(38) Metal was a perfect vehicle for this right-wing "message rock," as Klaus Farin observes: "The metal sound was more clearly structured, contained more bombastic elements and more opportunities to integrate mid-tempo pieces and even ballads (unthinkable in Oi! punk) in order to make it easier to understand the lyrics." This change in style, argues Farin, mirrored the "change in mentality" represented by right-wing rock music.
This "law and order" outlook, as Klaus Farin has pointed out, had little in common with the anarchic and anti-authoritarian attitude of early British Oi! punk, but instead expressed the fears and prejudices of the petit bourgeoisie.
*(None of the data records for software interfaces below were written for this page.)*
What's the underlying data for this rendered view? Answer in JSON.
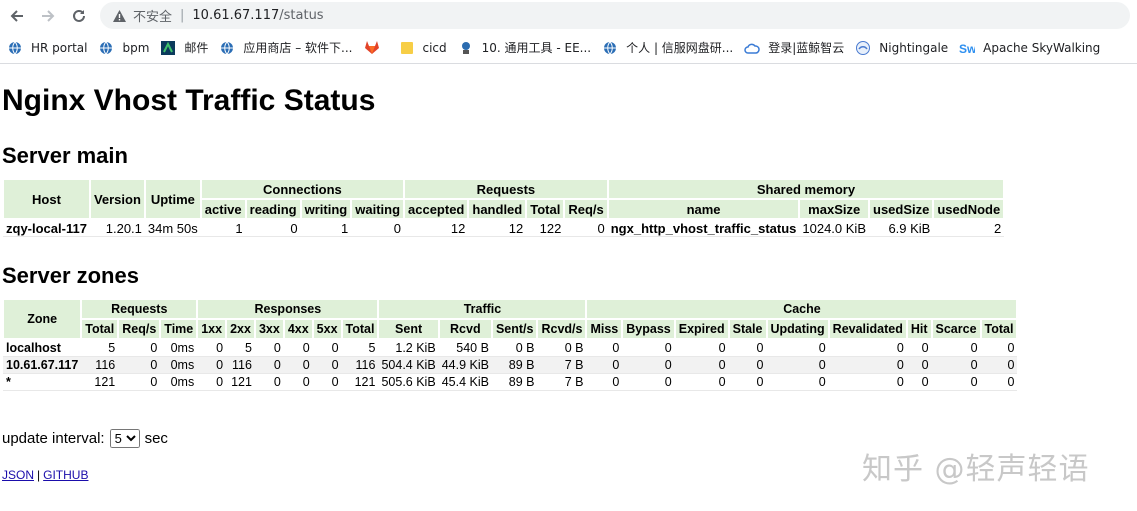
{
  "browser": {
    "insecure_label": "不安全",
    "url_host": "10.61.67.117",
    "url_path": "/status",
    "bookmarks": [
      "HR portal",
      "bpm",
      "邮件",
      "应用商店 – 软件下...",
      "",
      "cicd",
      "10. 通用工具 - EE...",
      "个人 | 信服网盘研...",
      "登录|蓝鲸智云",
      "Nightingale",
      "Apache SkyWalking"
    ]
  },
  "page": {
    "title": "Nginx Vhost Traffic Status",
    "server_main_heading": "Server main",
    "server_zones_heading": "Server zones"
  },
  "server_main": {
    "group_headers": {
      "host": "Host",
      "version": "Version",
      "uptime": "Uptime",
      "connections": "Connections",
      "requests": "Requests",
      "shared_memory": "Shared memory"
    },
    "sub_headers": [
      "active",
      "reading",
      "writing",
      "waiting",
      "accepted",
      "handled",
      "Total",
      "Req/s",
      "name",
      "maxSize",
      "usedSize",
      "usedNode"
    ],
    "row": [
      "zqy-local-117",
      "1.20.1",
      "34m 50s",
      "1",
      "0",
      "1",
      "0",
      "12",
      "12",
      "122",
      "0",
      "ngx_http_vhost_traffic_status",
      "1024.0 KiB",
      "6.9 KiB",
      "2"
    ]
  },
  "server_zones": {
    "group_headers": {
      "zone": "Zone",
      "requests": "Requests",
      "responses": "Responses",
      "traffic": "Traffic",
      "cache": "Cache"
    },
    "sub_headers": [
      "Total",
      "Req/s",
      "Time",
      "1xx",
      "2xx",
      "3xx",
      "4xx",
      "5xx",
      "Total",
      "Sent",
      "Rcvd",
      "Sent/s",
      "Rcvd/s",
      "Miss",
      "Bypass",
      "Expired",
      "Stale",
      "Updating",
      "Revalidated",
      "Hit",
      "Scarce",
      "Total"
    ],
    "rows": [
      [
        "localhost",
        "5",
        "0",
        "0ms",
        "0",
        "5",
        "0",
        "0",
        "0",
        "5",
        "1.2 KiB",
        "540 B",
        "0 B",
        "0 B",
        "0",
        "0",
        "0",
        "0",
        "0",
        "0",
        "0",
        "0",
        "0"
      ],
      [
        "10.61.67.117",
        "116",
        "0",
        "0ms",
        "0",
        "116",
        "0",
        "0",
        "0",
        "116",
        "504.4 KiB",
        "44.9 KiB",
        "89 B",
        "7 B",
        "0",
        "0",
        "0",
        "0",
        "0",
        "0",
        "0",
        "0",
        "0"
      ],
      [
        "*",
        "121",
        "0",
        "0ms",
        "0",
        "121",
        "0",
        "0",
        "0",
        "121",
        "505.6 KiB",
        "45.4 KiB",
        "89 B",
        "7 B",
        "0",
        "0",
        "0",
        "0",
        "0",
        "0",
        "0",
        "0",
        "0"
      ]
    ]
  },
  "controls": {
    "interval_label": "update interval:",
    "interval_value": "5",
    "interval_unit": "sec",
    "json_link": "JSON",
    "github_link": "GITHUB",
    "separator": "|"
  },
  "watermark": "知乎 @轻声轻语",
  "icons": {
    "back": "arrow-left-icon",
    "forward": "arrow-right-icon",
    "reload": "reload-icon",
    "warning": "warning-icon",
    "bookmark_icons": [
      "globe-icon",
      "globe-icon",
      "mail-icon",
      "globe-icon",
      "gitlab-icon",
      "folder-icon",
      "tool-icon",
      "globe-icon",
      "cloud-icon",
      "nightingale-icon",
      "skywalking-icon"
    ]
  },
  "colors": {
    "header_bg": "#dff0d8",
    "row_alt": "#f2f2f2",
    "link": "#1a0dab"
  }
}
From the Jamaican reggae prized by the original skinheads, to the "Oi! punk" of the skinhead revival, to the "Nazi rock" associated with skinhead violence in the nineties, popular music has been the site at which ideas of subcultural "cool" and "authenticity," notions of race and ethnicity, and an increasingly radical politics come together and overlap.